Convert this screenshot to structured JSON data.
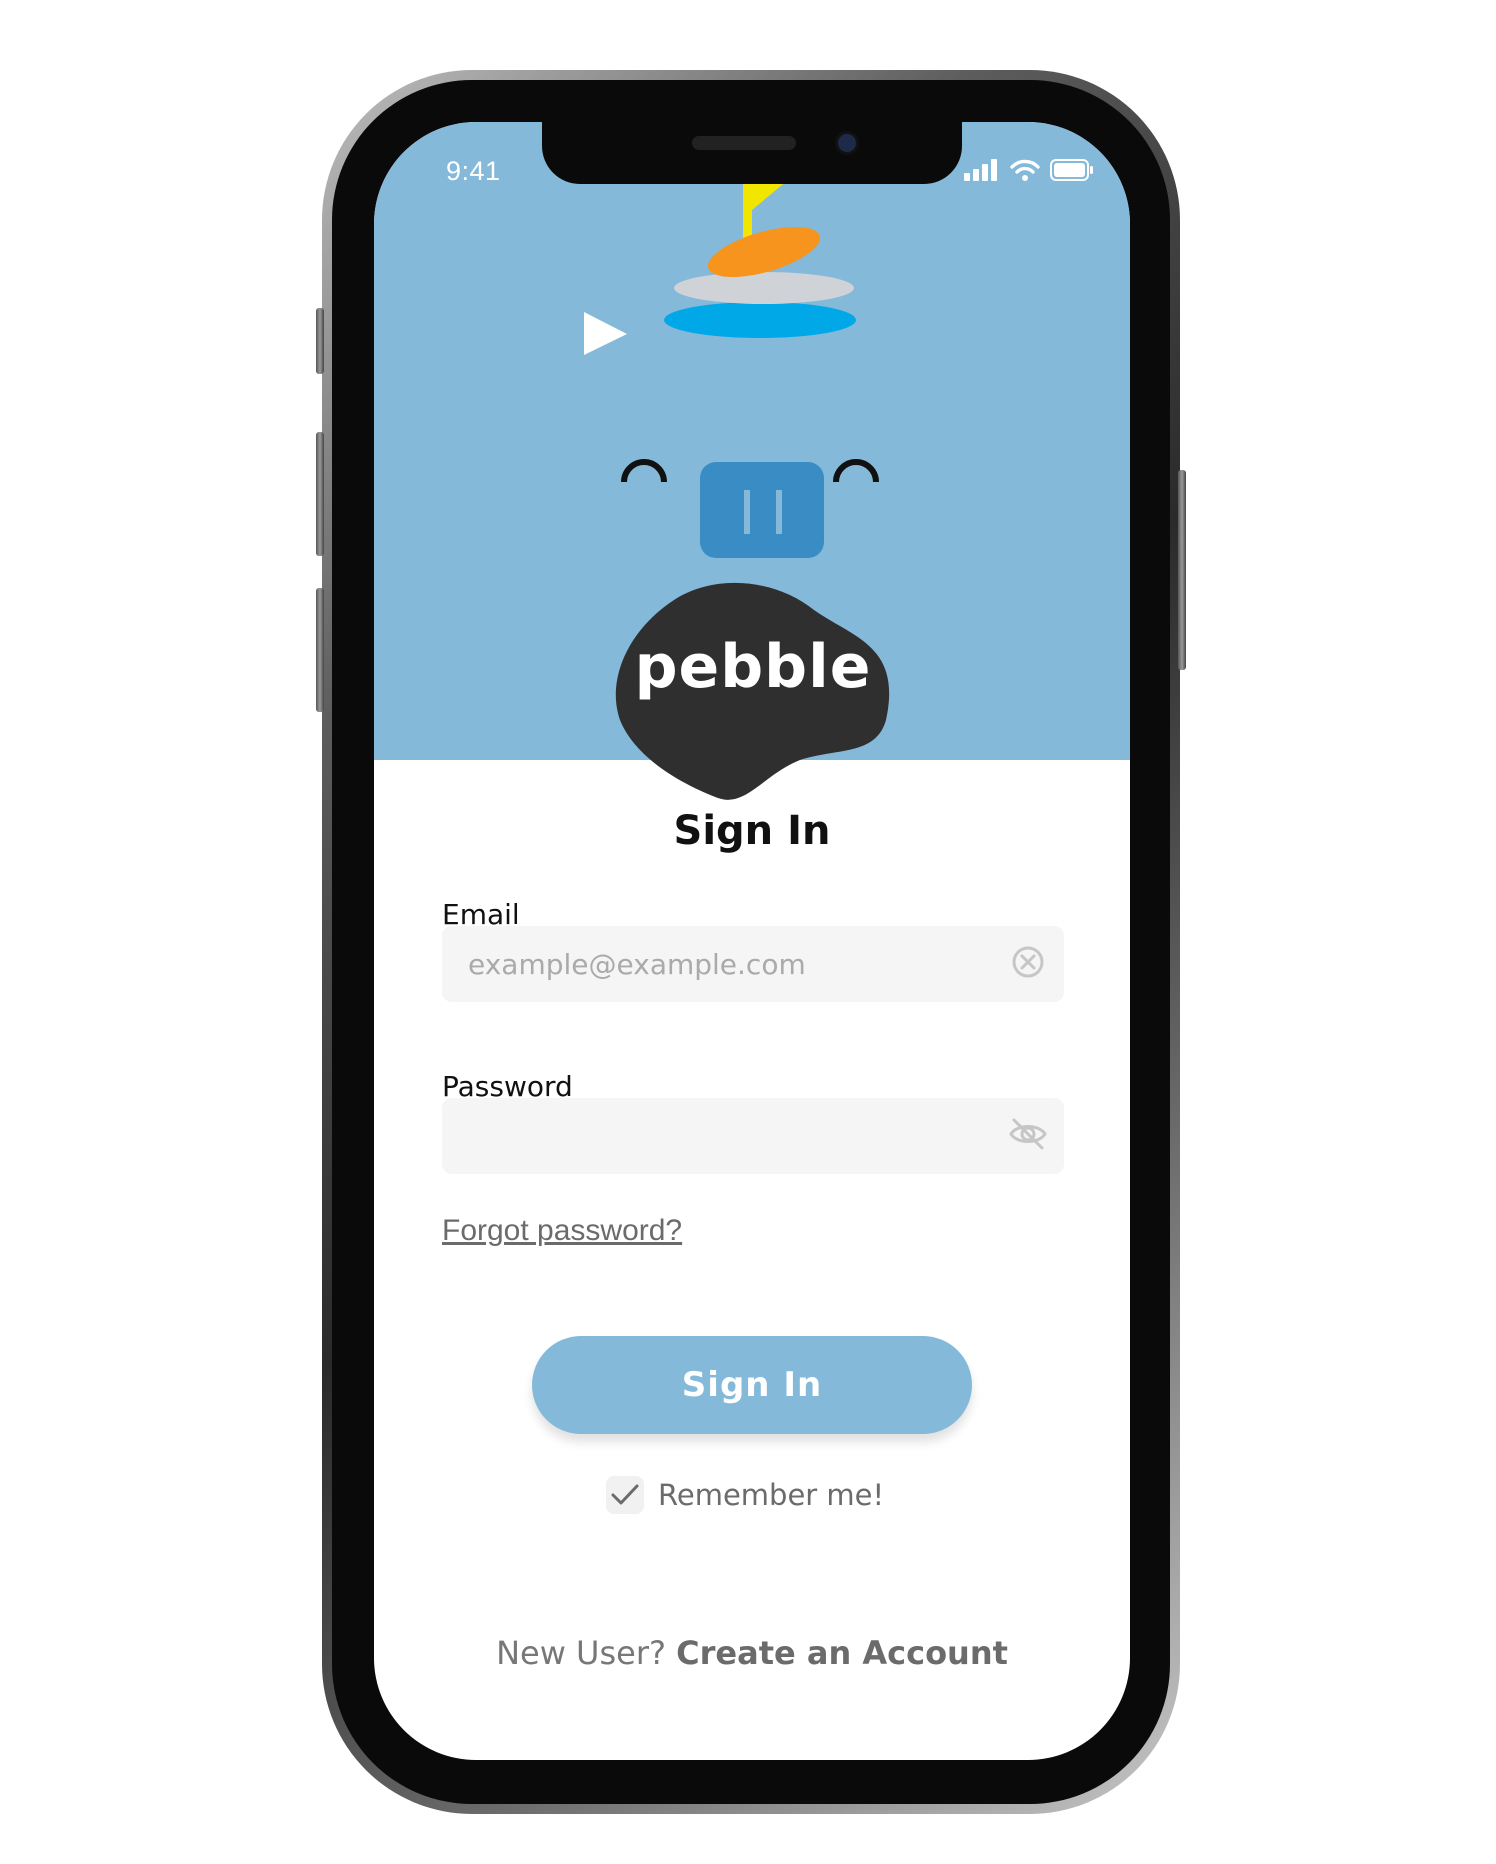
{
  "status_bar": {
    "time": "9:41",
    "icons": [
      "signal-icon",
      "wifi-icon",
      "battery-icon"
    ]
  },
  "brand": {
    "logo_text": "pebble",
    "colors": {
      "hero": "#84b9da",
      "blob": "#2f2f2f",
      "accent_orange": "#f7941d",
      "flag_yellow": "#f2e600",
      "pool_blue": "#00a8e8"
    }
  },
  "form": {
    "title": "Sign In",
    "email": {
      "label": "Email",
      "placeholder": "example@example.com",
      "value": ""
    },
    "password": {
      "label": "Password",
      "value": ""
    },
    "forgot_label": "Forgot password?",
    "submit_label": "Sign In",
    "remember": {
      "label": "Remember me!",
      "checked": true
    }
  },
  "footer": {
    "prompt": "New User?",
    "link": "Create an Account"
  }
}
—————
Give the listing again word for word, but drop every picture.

◆ **RESULT OF THIS TASK**:
Convert this screenshot to structured JSON data.
{
  "status_bar": {
    "time": "9:41",
    "icons": [
      "signal-icon",
      "wifi-icon",
      "battery-icon"
    ]
  },
  "brand": {
    "logo_text": "pebble",
    "colors": {
      "hero": "#84b9da",
      "blob": "#2f2f2f",
      "accent_orange": "#f7941d",
      "flag_yellow": "#f2e600",
      "pool_blue": "#00a8e8"
    }
  },
  "form": {
    "title": "Sign In",
    "email": {
      "label": "Email",
      "placeholder": "example@example.com",
      "value": ""
    },
    "password": {
      "label": "Password",
      "value": ""
    },
    "forgot_label": "Forgot password?",
    "submit_label": "Sign In",
    "remember": {
      "label": "Remember me!",
      "checked": true
    }
  },
  "footer": {
    "prompt": "New User?",
    "link": "Create an Account"
  }
}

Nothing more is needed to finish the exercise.